Methods and Results— To determine the range of thiol/disulfide redox state in human plasma, we analyzed levels of Cys, CySS, glutathione (GSH), and glutathione disulfide (GSSG) and calculated Eh according to the Nernst equation. Eh of Cys/CySS and GSH/GSSG was −120 to −20 and −200 to −50 mV, respectively. To approximate this range, endothelial cells were exposed to initial Eh from −150 mV (most reduced) to 0 mV (most oxidized). Compared with more reduced Eh, oxidized Eh of Cys/CySS stimulated H2O2 but not nitric oxide production, activated nuclear factor-κB, increased expression of adhesion molecules (intercellular adhesion molecule-1, platelet endothelial cell adhesion molecule-1, P-selectin), and stimulated monocytes binding to endothelial cells. Extracellular Eh regulated thiol/disulfide redox states of extracellular membrane proteins and H2O2 production, indicating that variation in extracellular Eh is detected and signaled at the cell surface.
Conclusions— The extracellular thiol/disulfide Eh of the Cys/CySS couple plays a key role in regulating early events of atherosclerosis and could be useful as a potential marker for vascular disease risk.

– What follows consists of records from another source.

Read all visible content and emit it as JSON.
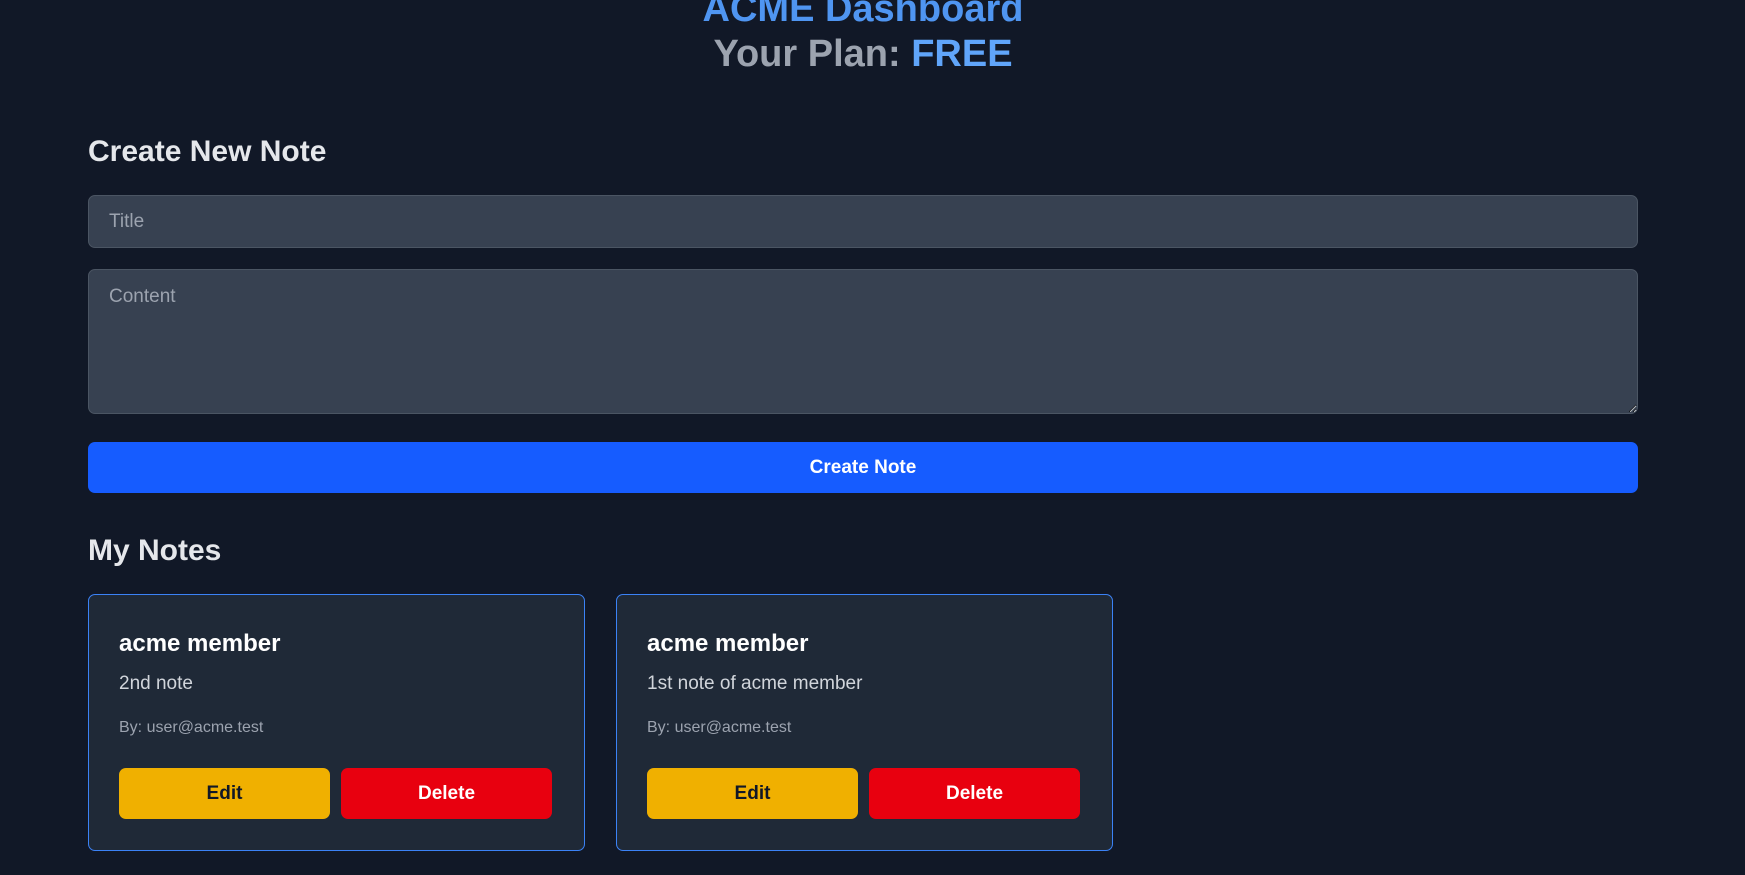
{
  "header": {
    "title": "ACME Dashboard",
    "plan_label": "Your Plan: ",
    "plan_value": "FREE"
  },
  "create_section": {
    "heading": "Create New Note",
    "title_placeholder": "Title",
    "title_value": "",
    "content_placeholder": "Content",
    "content_value": "",
    "submit_label": "Create Note"
  },
  "notes_section": {
    "heading": "My Notes",
    "notes": [
      {
        "title": "acme member",
        "body": "2nd note",
        "author": "By: user@acme.test",
        "edit_label": "Edit",
        "delete_label": "Delete"
      },
      {
        "title": "acme member",
        "body": "1st note of acme member",
        "author": "By: user@acme.test",
        "edit_label": "Edit",
        "delete_label": "Delete"
      }
    ]
  },
  "colors": {
    "background": "#111827",
    "brand_title": "#4f95f1",
    "plan_value": "#60a5fa",
    "primary_button": "#165cff",
    "edit_button": "#f0b000",
    "delete_button": "#e8000f",
    "card_border": "#3b82f6"
  }
}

Received July 2, 2004; de novo received October 18, 2004; revision received January 13, 2005; accepted January 20, 2005.